What you have to do:
All lines in the entries below that hold "user" make up the answer.
[Records for processing]
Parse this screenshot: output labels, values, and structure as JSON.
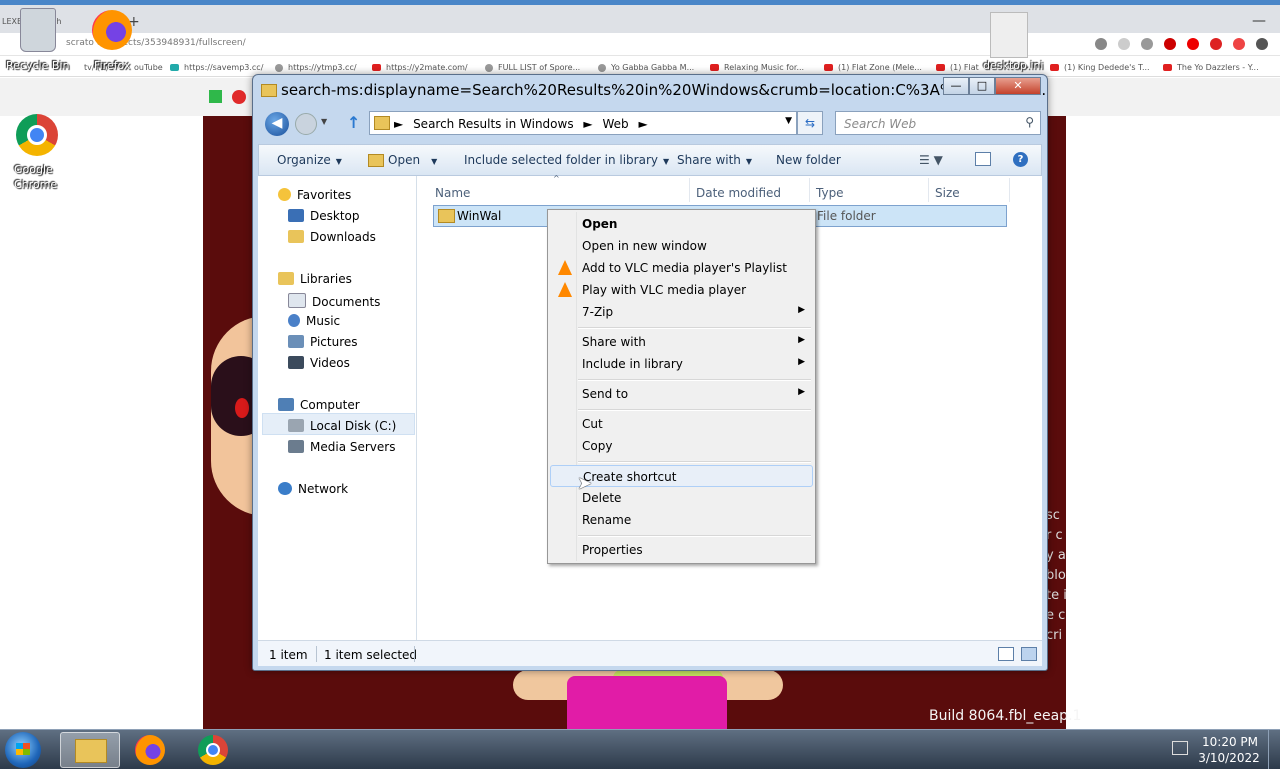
{
  "browser": {
    "tab_fragments": [
      "LEXE",
      "ch"
    ],
    "url": "scratch.mit.edu/projects/353948931/fullscreen/",
    "url_visible": "scrato          o/projects/353948931/fullscreen/",
    "bookmarks": [
      "tv/ (1) F",
      "ouTube",
      "https://savemp3.cc/",
      "https://ytmp3.cc/",
      "https://y2mate.com/",
      "FULL LIST of Spore...",
      "Yo Gabba Gabba M...",
      "Relaxing Music for...",
      "(1) Flat Zone (Mele...",
      "(1) Flat",
      "(1) King Dedede's T...",
      "The Yo Dazzlers - Y..."
    ]
  },
  "desktop": {
    "icons": [
      {
        "label": "Recycle Bin"
      },
      {
        "label": "Firefox"
      },
      {
        "label": "desktop.ini"
      },
      {
        "label_line1": "Google",
        "label_line2": "Chrome"
      }
    ]
  },
  "stage": {
    "build_text": "Build 8064.fbl_eeap.1",
    "side_fragment": [
      "sc",
      "r c",
      "y a",
      "blo",
      "te i",
      "e c",
      "cri"
    ]
  },
  "window": {
    "title": "search-ms:displayname=Search%20Results%20in%20Windows&crumb=location:C%3A%5CWindow...",
    "controls": {
      "minimize": "—",
      "maximize": "□",
      "close": "✕"
    },
    "breadcrumbs": [
      "►",
      "Search Results in Windows",
      "►",
      "Web",
      "►"
    ],
    "search_placeholder": "Search Web",
    "toolbar": {
      "organize": "Organize",
      "open": "Open",
      "include": "Include selected folder in library",
      "share": "Share with",
      "new_folder": "New folder",
      "help": "?"
    },
    "nav_pane": {
      "favorites": "Favorites",
      "desktop": "Desktop",
      "downloads": "Downloads",
      "libraries": "Libraries",
      "documents": "Documents",
      "music": "Music",
      "pictures": "Pictures",
      "videos": "Videos",
      "computer": "Computer",
      "local_disk": "Local Disk (C:)",
      "media_servers": "Media Servers",
      "network": "Network"
    },
    "columns": {
      "name": "Name",
      "date": "Date modified",
      "type": "Type",
      "size": "Size"
    },
    "rows": [
      {
        "name": "WinWal",
        "type": "File folder"
      }
    ],
    "status": {
      "count": "1 item",
      "selected": "1 item selected"
    }
  },
  "context_menu": {
    "items": [
      {
        "label": "Open"
      },
      {
        "label": "Open in new window"
      },
      {
        "label": "Add to VLC media player's Playlist"
      },
      {
        "label": "Play with VLC media player"
      },
      {
        "label": "7-Zip"
      },
      {
        "label": "Share with"
      },
      {
        "label": "Include in library"
      },
      {
        "label": "Send to"
      },
      {
        "label": "Cut"
      },
      {
        "label": "Copy"
      },
      {
        "label": "Create shortcut"
      },
      {
        "label": "Delete"
      },
      {
        "label": "Rename"
      },
      {
        "label": "Properties"
      }
    ],
    "highlighted": "Create shortcut"
  },
  "taskbar": {
    "time": "10:20 PM",
    "date": "3/10/2022"
  },
  "colors": {
    "stage_bg": "#5a0c0c",
    "selection": "#cce4f7",
    "menu_highlight": "#e8eff8",
    "taskbar": "#2d3a4a"
  }
}
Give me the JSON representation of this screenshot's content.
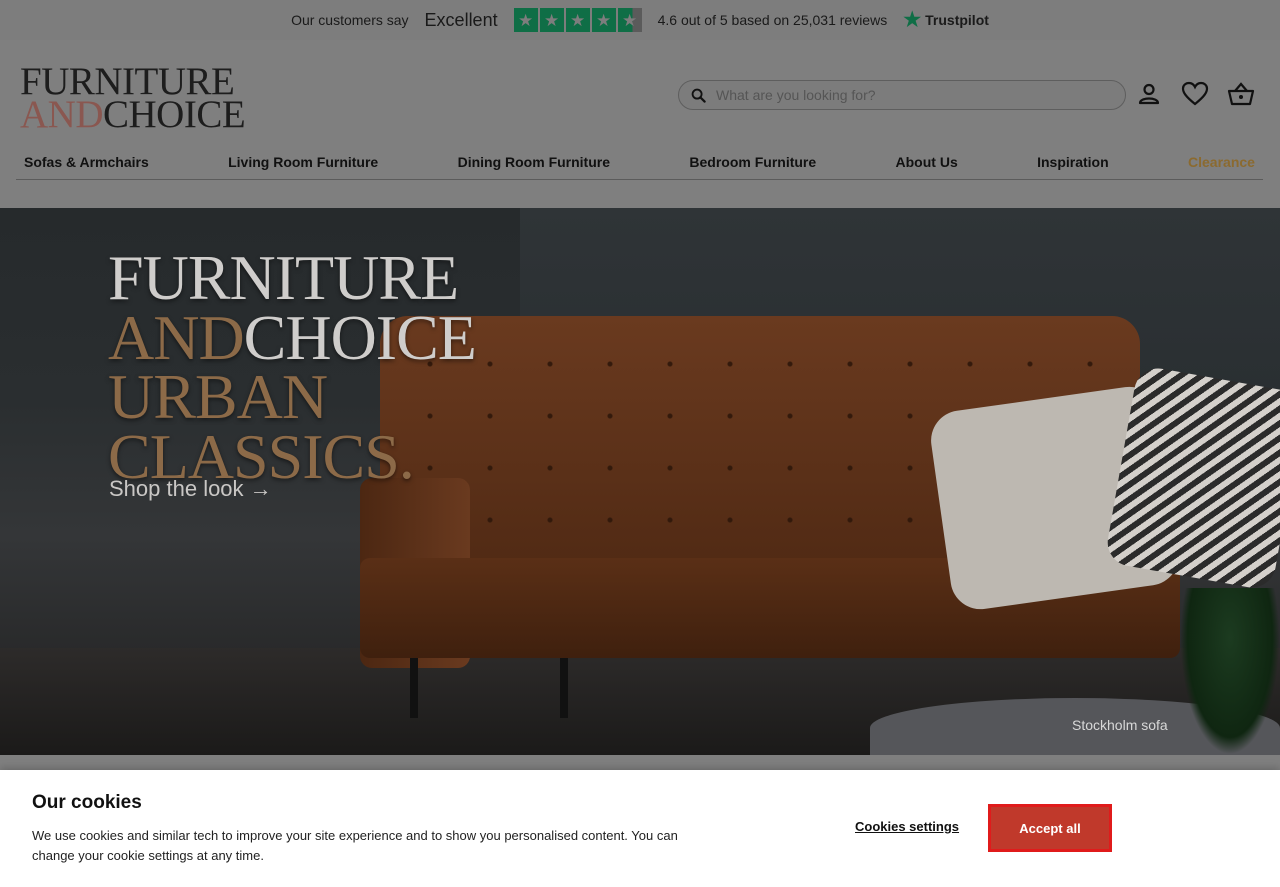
{
  "trustbar": {
    "intro": "Our customers say",
    "rating_word": "Excellent",
    "stars": 4.5,
    "summary": "4.6 out of 5 based on 25,031 reviews",
    "brand": "Trustpilot",
    "star_color": "#0f6e46"
  },
  "header": {
    "logo": {
      "line1": "FURNITURE",
      "and": "AND",
      "choice": "CHOICE"
    },
    "search": {
      "placeholder": "What are you looking for?",
      "value": ""
    },
    "icons": [
      "account-icon",
      "wishlist-icon",
      "basket-icon"
    ]
  },
  "nav": {
    "items": [
      {
        "label": "Sofas & Armchairs"
      },
      {
        "label": "Living Room Furniture"
      },
      {
        "label": "Dining Room Furniture"
      },
      {
        "label": "Bedroom Furniture"
      },
      {
        "label": "About Us"
      },
      {
        "label": "Inspiration"
      },
      {
        "label": "Clearance"
      }
    ],
    "clearance_color": "#8b6a2f"
  },
  "hero": {
    "lines": [
      "FURNITURE",
      "AND",
      "CHOICE",
      "URBAN",
      "CLASSICS",
      "."
    ],
    "cta": "Shop the look →",
    "caption": "Stockholm sofa",
    "accent_color": "#8c6a48"
  },
  "cookies": {
    "title": "Our cookies",
    "text": "We use cookies and similar tech to improve your site experience and to show you personalised content. You can change your cookie settings at any time.",
    "settings_label": "Cookies settings",
    "accept_label": "Accept all",
    "accept_color": "#c0392b"
  }
}
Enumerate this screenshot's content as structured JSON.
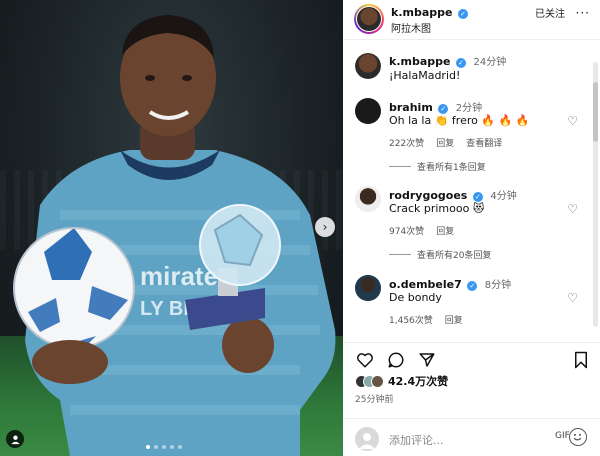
{
  "post": {
    "author": "k.mbappe",
    "location": "阿拉木图",
    "follow_label": "已关注",
    "more_label": "···",
    "caption_author": "k.mbappe",
    "caption_time": "24分钟",
    "caption": "¡HalaMadrid!"
  },
  "comments": [
    {
      "user": "brahim",
      "time": "2分钟",
      "text_prefix": "Oh la la ",
      "emoji_clap": "👏",
      "text_suffix": " frero ",
      "emoji_fire": "🔥 🔥 🔥",
      "likes": "222次赞",
      "reply": "回复",
      "translate": "查看翻译",
      "view_replies": "查看所有1条回复"
    },
    {
      "user": "rodrygogoes",
      "time": "4分钟",
      "text": "Crack primooo ",
      "emoji": "😻",
      "likes": "974次赞",
      "reply": "回复",
      "view_replies": "查看所有20条回复"
    },
    {
      "user": "o.dembele7",
      "time": "8分钟",
      "text": "De bondy",
      "likes": "1,456次赞",
      "reply": "回复"
    }
  ],
  "footer": {
    "likes": "42.4万次赞",
    "posted": "25分钟前",
    "comment_placeholder": "添加评论...",
    "gif_label": "GIF"
  },
  "colors": {
    "verified": "#3897f0",
    "jersey": "#5fa8c8"
  },
  "icons": [
    "heart-icon",
    "comment-icon",
    "share-icon",
    "bookmark-icon",
    "emoji-icon",
    "chevron-right-icon",
    "user-tag-icon"
  ]
}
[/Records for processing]
Solution for this task:
      "user": "brahim",
      "user": "rodrygogoes",
      "user": "o.dembele7",
    "user-tag-icon"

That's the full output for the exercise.